Mayor Lightfoot is set to discuss the city’s $1 billion budget deficit Thursday night at her “State of the City” address.

Aldermen speak at a City Hall press conference Wednesday.
Aldermen speak at a City Hall press conference Wednesday.
Syd Stone/Sun-Times

Progressive aldermen Wednesday called on Mayor Lori Lightfoot to prioritize working families as the city heads into budget negotiations for 2020.

Lightfoot is set to outline the magnitude of the budget shortfall she inherited from former Mayor Rahm Emanuel, estimated at $1 billion, at her “State of the City” address Thursday evening.

At a City Hall press conference Wednesday with seven progressive aldermen, Ald. Carlos Ramirez Rosa (35th) promised to work with Lightfoot and the rest of the City Council to address the budget deficit and increase funding for public services — by changing budget priorities and increasing taxes on the wealthy.

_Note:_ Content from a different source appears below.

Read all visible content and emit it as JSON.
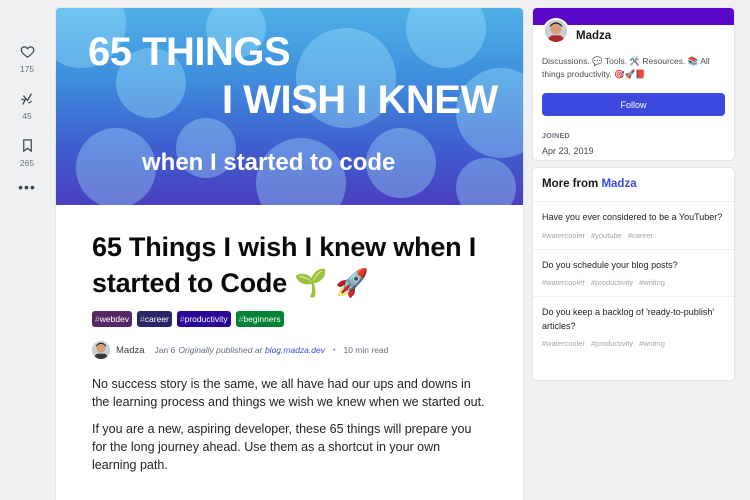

“Working class Chicagoans need a budget that taxes the rich and powerful corporations to pay their fair share,” Ramirez-Rosa said. “ ... The time has come to tax the rich instead of continue to rely on fines, fees, and regressive taxes that have pushed out Chicago’s black and brown families out of our city.”

Ald. Susan Sadlowski Garza (10th) said the city needs to prioritize helping working families and providing services like mental health care.

“If there’s billions of dollars for Lincoln Yards and money to entice Amazon to come here, there’s money that can be put back into our mental health systems,” Garza said. “We need mental health facilities across Chicago, and it can’t just keep going to wealthy developers.”

Ald. Mike Rodriguez (22nd) said budget negotiations must include constituents and community stakeholders. He said aldermen will talk with community members and bring their demands to the negotiation process.

One solution the aldermen suggested was reallocating money in the budget from policing to other public services.

“When we’re looking at a budget where 41 percent is going to policing, I think it’s a responsible measure to look and see how that money is spent,” said Ald. Andre Vasquez (40th). “We want to change the environment and culture of what’s going on, and pumping more money into a problem that’s already been 41 percent of our budget is not the way to do it.”

Ald. Jeanette Taylor (20th) said she is hopeful Lightfoot will follow up on campaign promises of not balancing the budget on low income and working families, but would like to see her be more transparent.

“She needs to make good on her promises like we have,” Taylor said. “ ... It’s not easy, it’s some give and take, but we’re tired of being disenfranchised. So this is an opportunity to make Chicago for the many.”

Editor’s note: This article was updated to properly attribute a statement to Ald. Andre Vasquez (40th).